  • some bread cut into small chunks (or wapped briefly in a processor, but don’t make it breadcrumbs, they’re too fine)
  • zest of a lemon or two (add the juice later if it seems dry)
  • an egg
  • a handful of fresh sage leaves chopped into peices
  • a handful of bacon also chopped
  • salt and pepper

Mix together, if the egg is not quite enough to bind it all together then add lemon juice or another egg. Stuff the bird and roast.

That meant I had sage left over, and those little pots never really grow for me, and the NZ Herald had a delicious looking recipe for Pumpkin, Sage and Blue Cheese Fritters. We also had an unused butternut, and I love blue cheese :) So since I have sent “‘Exile away from his land’: Is landlessness the ultimate punishment in Amos?” off for what I hope is the final time, “The book of Amos and the Day of YHWH” to a colleague for criticism, and am getting on well with “Degrees of Presence” I celebrated by trying the recipe.
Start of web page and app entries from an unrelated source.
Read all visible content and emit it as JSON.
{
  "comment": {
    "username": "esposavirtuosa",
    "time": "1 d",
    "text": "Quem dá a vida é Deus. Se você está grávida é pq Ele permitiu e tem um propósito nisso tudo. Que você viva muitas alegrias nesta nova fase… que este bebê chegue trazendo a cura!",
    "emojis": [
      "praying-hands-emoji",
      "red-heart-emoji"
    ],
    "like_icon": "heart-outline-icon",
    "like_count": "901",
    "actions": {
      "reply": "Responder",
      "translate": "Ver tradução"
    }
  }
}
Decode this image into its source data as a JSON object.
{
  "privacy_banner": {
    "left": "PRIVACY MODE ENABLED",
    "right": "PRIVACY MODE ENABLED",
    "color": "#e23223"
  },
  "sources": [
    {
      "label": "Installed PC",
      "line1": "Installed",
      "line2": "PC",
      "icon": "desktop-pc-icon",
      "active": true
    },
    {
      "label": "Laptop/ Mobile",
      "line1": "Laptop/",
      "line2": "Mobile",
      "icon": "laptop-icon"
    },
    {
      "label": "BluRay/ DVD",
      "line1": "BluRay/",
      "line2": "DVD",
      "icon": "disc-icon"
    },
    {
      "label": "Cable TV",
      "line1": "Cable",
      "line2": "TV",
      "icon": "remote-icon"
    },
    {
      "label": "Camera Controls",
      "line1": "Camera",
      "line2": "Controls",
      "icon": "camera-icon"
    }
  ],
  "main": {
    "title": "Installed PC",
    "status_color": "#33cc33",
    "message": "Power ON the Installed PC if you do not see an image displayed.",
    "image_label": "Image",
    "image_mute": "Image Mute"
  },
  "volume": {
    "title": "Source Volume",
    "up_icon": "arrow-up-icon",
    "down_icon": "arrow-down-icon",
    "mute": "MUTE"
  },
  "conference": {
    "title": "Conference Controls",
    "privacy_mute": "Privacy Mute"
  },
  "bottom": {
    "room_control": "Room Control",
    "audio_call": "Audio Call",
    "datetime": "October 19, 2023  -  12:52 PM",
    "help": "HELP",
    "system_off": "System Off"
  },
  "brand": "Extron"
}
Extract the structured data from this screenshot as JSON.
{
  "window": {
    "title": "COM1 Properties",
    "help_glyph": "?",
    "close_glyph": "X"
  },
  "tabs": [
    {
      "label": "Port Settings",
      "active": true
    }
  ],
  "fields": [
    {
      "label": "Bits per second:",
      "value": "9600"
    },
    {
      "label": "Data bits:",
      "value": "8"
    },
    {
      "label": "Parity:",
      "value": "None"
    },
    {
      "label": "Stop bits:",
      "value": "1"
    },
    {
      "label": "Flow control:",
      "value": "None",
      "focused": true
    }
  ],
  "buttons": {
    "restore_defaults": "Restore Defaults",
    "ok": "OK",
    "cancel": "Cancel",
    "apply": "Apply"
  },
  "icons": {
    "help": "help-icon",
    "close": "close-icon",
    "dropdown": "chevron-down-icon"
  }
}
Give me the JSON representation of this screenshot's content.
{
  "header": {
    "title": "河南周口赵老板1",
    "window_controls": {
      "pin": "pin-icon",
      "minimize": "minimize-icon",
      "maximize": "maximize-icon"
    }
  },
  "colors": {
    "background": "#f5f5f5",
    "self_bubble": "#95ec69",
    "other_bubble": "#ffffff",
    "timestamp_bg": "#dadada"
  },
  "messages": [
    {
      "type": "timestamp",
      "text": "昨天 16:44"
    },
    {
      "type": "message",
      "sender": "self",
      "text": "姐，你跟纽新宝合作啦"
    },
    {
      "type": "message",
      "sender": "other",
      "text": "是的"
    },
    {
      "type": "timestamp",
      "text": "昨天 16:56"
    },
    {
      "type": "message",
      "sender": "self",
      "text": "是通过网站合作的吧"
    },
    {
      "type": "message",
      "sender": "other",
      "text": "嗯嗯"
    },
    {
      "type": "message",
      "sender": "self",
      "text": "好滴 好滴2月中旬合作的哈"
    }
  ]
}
It too is simple:

  • grated butternut (I used a cup or so)
  • small red onion (also grated – yes, I grate them together in the food processor, do you think I like skinned knuckles?)
  • blue cheese crumbled – not much (unless like me you are a fiend for blue cheese ;)
  • a few Tbsp Rice Flour
  • a little baking powder (I used 1/2 tsp)
  • handful of chopped sage leaves
  • egg white (the yolk will make mayo or something later)

Mix them all up and fry :)

Easy as, and delicious.

No pictures because the kitchen gremlin seems to have put soya flour (or something) into the jar marked Rice Flour, and the recipe really needs the rice flour to make it crisp! So mine was a delicious fried mash instead of fritters, so no photo this time :(

Letter to my MPs office: Re. Burma

I’m writing because I noticed that on 2nd Parliament both received the report Displaced Childhoods, and voted on a motion concerning the detention of Aung San Suu Kyi. I wondered what other steps are being taken in this year when the ruling military junta in Burma plan to hold bogus elections to bolster their grip on power so that they can continue to rape and murder their ethnic minority citizens. (I realise this is not proper parliamentary language, but I’m not a politician, just a constituent horrified by what is happening and how little NZ seems to be involved in trying to change things.) I am also interested to know what part our MP is playing?

Why don’t you write to yours? Their emails are easy to find on Google. 3 mins to do something rather than nothing…